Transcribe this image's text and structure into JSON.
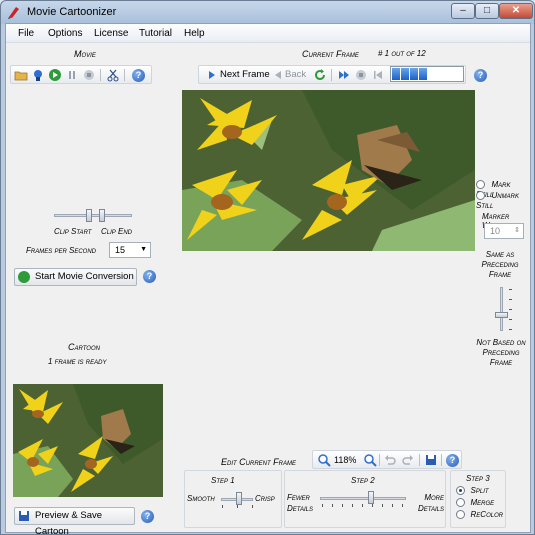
{
  "window": {
    "title": "Movie Cartoonizer",
    "controls": {
      "minimize": "–",
      "maximize": "□",
      "close": "✕"
    }
  },
  "menu": [
    "File",
    "Options",
    "License",
    "Tutorial",
    "Help"
  ],
  "movie": {
    "title": "Movie",
    "clip_start_label": "Clip Start",
    "clip_end_label": "Clip End",
    "fps_label": "Frames per Second",
    "fps_value": "15",
    "start_button": "Start Movie Conversion"
  },
  "current_frame": {
    "title": "Current Frame",
    "counter": "# 1 out of 12",
    "next_label": "Next Frame",
    "back_label": "Back",
    "progress_segments": 4
  },
  "still": {
    "mark_still": "Mark Still",
    "unmark_still": "Unmark Still",
    "marker_width_label": "Marker Width",
    "marker_width_value": "10",
    "same_as_label": "Same as Preceding Frame",
    "not_based_label": "Not Based on Preceding Frame"
  },
  "cartoon": {
    "title": "Cartoon",
    "status": "1 frame is ready",
    "preview_button": "Preview & Save Cartoon"
  },
  "edit": {
    "title": "Edit Current Frame",
    "zoom": "118%",
    "step1": {
      "title": "Step 1",
      "left": "Smooth",
      "right": "Crisp"
    },
    "step2": {
      "title": "Step 2",
      "left": "Fewer Details",
      "right": "More Details"
    },
    "step3": {
      "title": "Step 3",
      "options": [
        "Split",
        "Merge",
        "ReColor"
      ],
      "selected": "Split"
    }
  },
  "colors": {
    "accent": "#2a5cb3",
    "play_green": "#2e9b3a",
    "flower_yellow": "#f1d21a",
    "leaf_dark": "#3e5a2a",
    "leaf_mid": "#7aa35a",
    "butterfly": "#a17a4c"
  },
  "icons": {
    "movie_toolbar": [
      "open-folder-icon",
      "filmstrip-icon",
      "play-icon",
      "pause-icon",
      "stop-icon",
      "cut-icon",
      "help-icon"
    ],
    "frame_toolbar": [
      "next-arrow-icon",
      "back-arrow-icon",
      "refresh-icon",
      "fast-forward-icon",
      "stop-icon",
      "skip-back-icon",
      "help-icon"
    ],
    "edit_toolbar": [
      "zoom-in-icon",
      "zoom-out-icon",
      "undo-icon",
      "redo-icon",
      "save-icon",
      "help-icon"
    ]
  }
}
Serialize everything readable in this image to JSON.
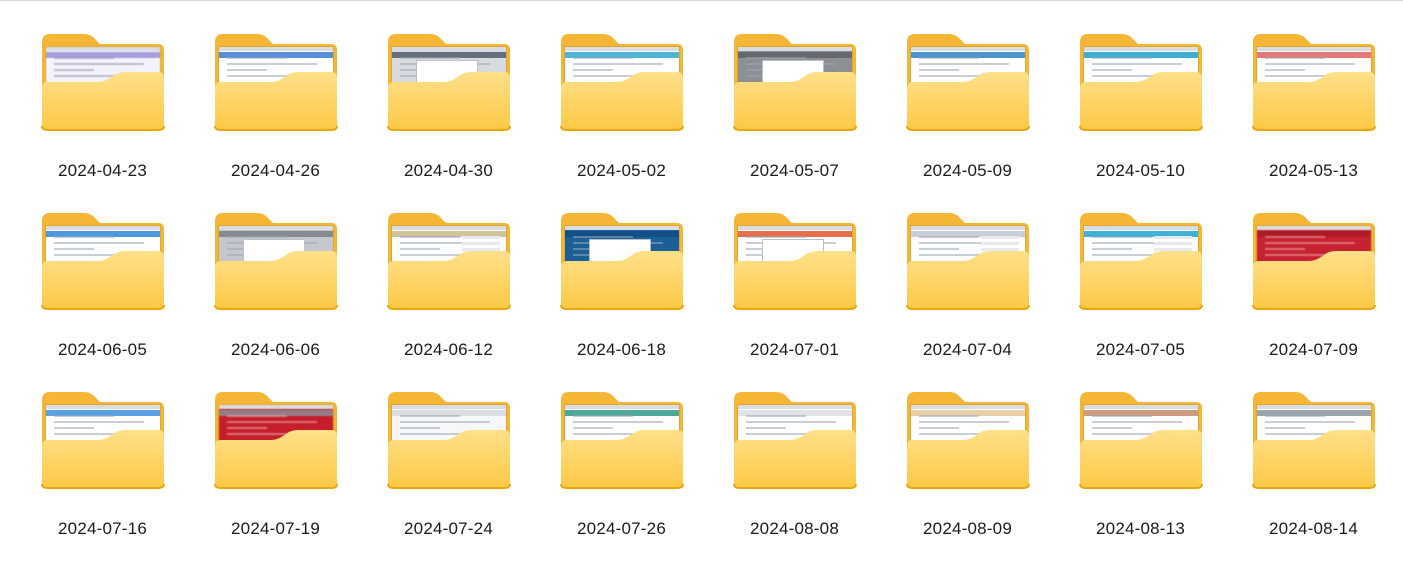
{
  "colors": {
    "folder_back": "#F4B634",
    "folder_front_top": "#FFE08A",
    "folder_front_bottom": "#FCC945",
    "folder_edge": "#E9A60E"
  },
  "folders": [
    {
      "name": "2024-04-23",
      "icon": "folder-icon",
      "thumb": {
        "bg": "#f2f3fb",
        "band": "#9a8fd6",
        "style": "blurred-text"
      }
    },
    {
      "name": "2024-04-26",
      "icon": "folder-icon",
      "thumb": {
        "bg": "#ffffff",
        "band": "#3b7bd3",
        "style": "webpage"
      }
    },
    {
      "name": "2024-04-30",
      "icon": "folder-icon",
      "thumb": {
        "bg": "#d7dbe0",
        "band": "#4f5c6b",
        "style": "dialog"
      }
    },
    {
      "name": "2024-05-02",
      "icon": "folder-icon",
      "thumb": {
        "bg": "#ffffff",
        "band": "#2fa8cf",
        "style": "webpage"
      }
    },
    {
      "name": "2024-05-07",
      "icon": "folder-icon",
      "thumb": {
        "bg": "#8c8f93",
        "band": "#5f6266",
        "style": "dialog"
      }
    },
    {
      "name": "2024-05-09",
      "icon": "folder-icon",
      "thumb": {
        "bg": "#ffffff",
        "band": "#2b83c7",
        "style": "webpage"
      }
    },
    {
      "name": "2024-05-10",
      "icon": "folder-icon",
      "thumb": {
        "bg": "#ffffff",
        "band": "#1aa0c9",
        "style": "webpage"
      }
    },
    {
      "name": "2024-05-13",
      "icon": "folder-icon",
      "thumb": {
        "bg": "#ffffff",
        "band": "#e06060",
        "style": "text"
      }
    },
    {
      "name": "2024-06-05",
      "icon": "folder-icon",
      "thumb": {
        "bg": "#ffffff",
        "band": "#2f86d8",
        "style": "webpage"
      }
    },
    {
      "name": "2024-06-06",
      "icon": "folder-icon",
      "thumb": {
        "bg": "#c4c8cd",
        "band": "#7b8087",
        "style": "dialog"
      }
    },
    {
      "name": "2024-06-12",
      "icon": "folder-icon",
      "thumb": {
        "bg": "#ffffff",
        "band": "#c9b98a",
        "style": "table"
      }
    },
    {
      "name": "2024-06-18",
      "icon": "folder-icon",
      "thumb": {
        "bg": "#1b5f97",
        "band": "#0f4c82",
        "style": "dialog"
      }
    },
    {
      "name": "2024-07-01",
      "icon": "folder-icon",
      "thumb": {
        "bg": "#ffffff",
        "band": "#e0562b",
        "style": "dialog"
      }
    },
    {
      "name": "2024-07-04",
      "icon": "folder-icon",
      "thumb": {
        "bg": "#ffffff",
        "band": "#bfc7d1",
        "style": "table"
      }
    },
    {
      "name": "2024-07-05",
      "icon": "folder-icon",
      "thumb": {
        "bg": "#ffffff",
        "band": "#1ba6d4",
        "style": "table"
      }
    },
    {
      "name": "2024-07-09",
      "icon": "folder-icon",
      "thumb": {
        "bg": "#c8212f",
        "band": "#a91a27",
        "style": "blurred"
      }
    },
    {
      "name": "2024-07-16",
      "icon": "folder-icon",
      "thumb": {
        "bg": "#ffffff",
        "band": "#3d8fe0",
        "style": "webpage"
      }
    },
    {
      "name": "2024-07-19",
      "icon": "folder-icon",
      "thumb": {
        "bg": "#c51f2b",
        "band": "#8a8f96",
        "style": "blurred"
      }
    },
    {
      "name": "2024-07-24",
      "icon": "folder-icon",
      "thumb": {
        "bg": "#f6f7f9",
        "band": "#d5d9de",
        "style": "webpage"
      }
    },
    {
      "name": "2024-07-26",
      "icon": "folder-icon",
      "thumb": {
        "bg": "#ffffff",
        "band": "#2e9a8a",
        "style": "text"
      }
    },
    {
      "name": "2024-08-08",
      "icon": "folder-icon",
      "thumb": {
        "bg": "#ffffff",
        "band": "#d9dde3",
        "style": "webpage"
      }
    },
    {
      "name": "2024-08-09",
      "icon": "folder-icon",
      "thumb": {
        "bg": "#ffffff",
        "band": "#e3c79a",
        "style": "webpage"
      }
    },
    {
      "name": "2024-08-13",
      "icon": "folder-icon",
      "thumb": {
        "bg": "#ffffff",
        "band": "#c38b6a",
        "style": "webpage"
      }
    },
    {
      "name": "2024-08-14",
      "icon": "folder-icon",
      "thumb": {
        "bg": "#ffffff",
        "band": "#8b949e",
        "style": "webpage"
      }
    }
  ]
}
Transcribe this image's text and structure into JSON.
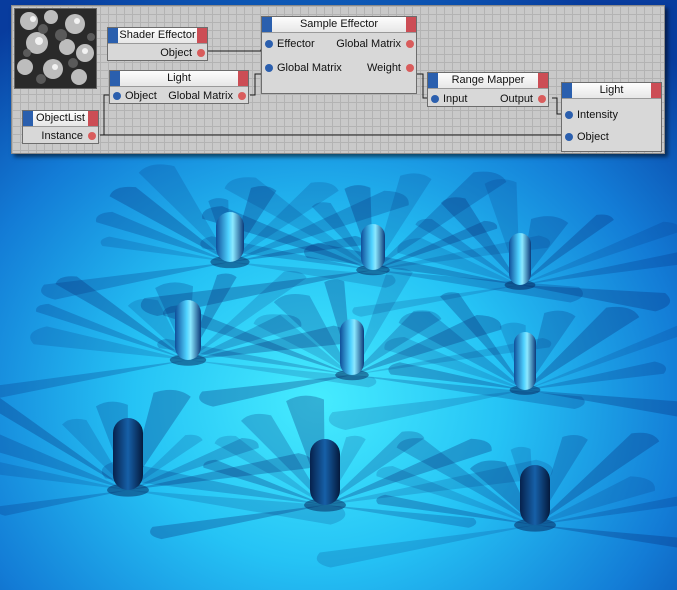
{
  "xpresso_editor": {
    "nodes": {
      "shader_effector": {
        "title": "Shader Effector",
        "ports": {
          "object_out": "Object"
        }
      },
      "light_a": {
        "title": "Light",
        "ports": {
          "object_in": "Object",
          "global_matrix_out": "Global Matrix"
        }
      },
      "object_list": {
        "title": "ObjectList",
        "ports": {
          "instance_out": "Instance"
        }
      },
      "sample_effector": {
        "title": "Sample Effector",
        "ports": {
          "effector_in": "Effector",
          "global_matrix_in": "Global Matrix",
          "global_matrix_out": "Global Matrix",
          "weight_out": "Weight"
        }
      },
      "range_mapper": {
        "title": "Range Mapper",
        "ports": {
          "input_in": "Input",
          "output_out": "Output"
        }
      },
      "light_b": {
        "title": "Light",
        "ports": {
          "intensity_in": "Intensity",
          "object_in": "Object"
        }
      }
    },
    "colors": {
      "input_port": "#2b5fae",
      "output_port": "#d95c5c",
      "header_left": "#2a5fae",
      "header_right": "#cc4d55",
      "grid_background": "#c9c9c9"
    }
  },
  "viewport": {
    "description_icon": "render-view",
    "background_colors": [
      "#40e8ff",
      "#1aa7ec",
      "#0a3f9c"
    ]
  }
}
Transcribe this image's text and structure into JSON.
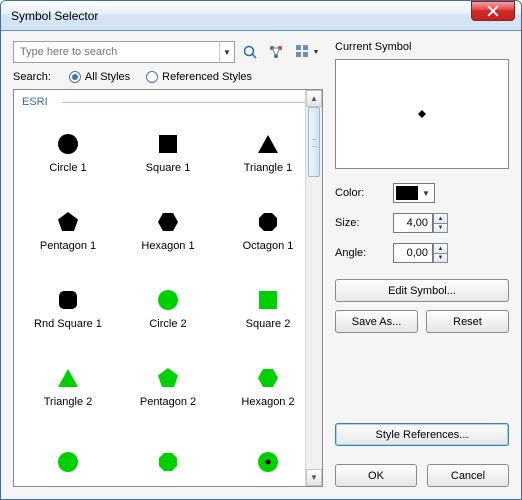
{
  "window": {
    "title": "Symbol Selector"
  },
  "search": {
    "placeholder": "Type here to search",
    "label": "Search:",
    "all_styles": "All Styles",
    "referenced_styles": "Referenced Styles"
  },
  "category": "ESRI",
  "symbols": [
    {
      "label": "Circle 1",
      "shape": "circle",
      "color": "#000000"
    },
    {
      "label": "Square 1",
      "shape": "square",
      "color": "#000000"
    },
    {
      "label": "Triangle 1",
      "shape": "triangle",
      "color": "#000000"
    },
    {
      "label": "Pentagon 1",
      "shape": "pentagon",
      "color": "#000000"
    },
    {
      "label": "Hexagon 1",
      "shape": "hexagon",
      "color": "#000000"
    },
    {
      "label": "Octagon 1",
      "shape": "octagon",
      "color": "#000000"
    },
    {
      "label": "Rnd Square 1",
      "shape": "rsquare",
      "color": "#000000"
    },
    {
      "label": "Circle 2",
      "shape": "circle",
      "color": "#00d000"
    },
    {
      "label": "Square 2",
      "shape": "square",
      "color": "#00d000"
    },
    {
      "label": "Triangle 2",
      "shape": "triangle",
      "color": "#00d000"
    },
    {
      "label": "Pentagon 2",
      "shape": "pentagon",
      "color": "#00d000"
    },
    {
      "label": "Hexagon 2",
      "shape": "hexagon",
      "color": "#00d000"
    },
    {
      "label": "",
      "shape": "circle",
      "color": "#00d000"
    },
    {
      "label": "",
      "shape": "octagon",
      "color": "#00d000"
    },
    {
      "label": "",
      "shape": "circledot",
      "color": "#00d000"
    }
  ],
  "current": {
    "title": "Current Symbol",
    "color_label": "Color:",
    "color_value": "#000000",
    "size_label": "Size:",
    "size_value": "4,00",
    "angle_label": "Angle:",
    "angle_value": "0,00"
  },
  "buttons": {
    "edit_symbol": "Edit Symbol...",
    "save_as": "Save As...",
    "reset": "Reset",
    "style_refs": "Style References...",
    "ok": "OK",
    "cancel": "Cancel"
  }
}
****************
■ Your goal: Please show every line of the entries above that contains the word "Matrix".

■ Solution below:
          "global_matrix_out": "Global Matrix"
          "global_matrix_in": "Global Matrix",
          "global_matrix_out": "Global Matrix",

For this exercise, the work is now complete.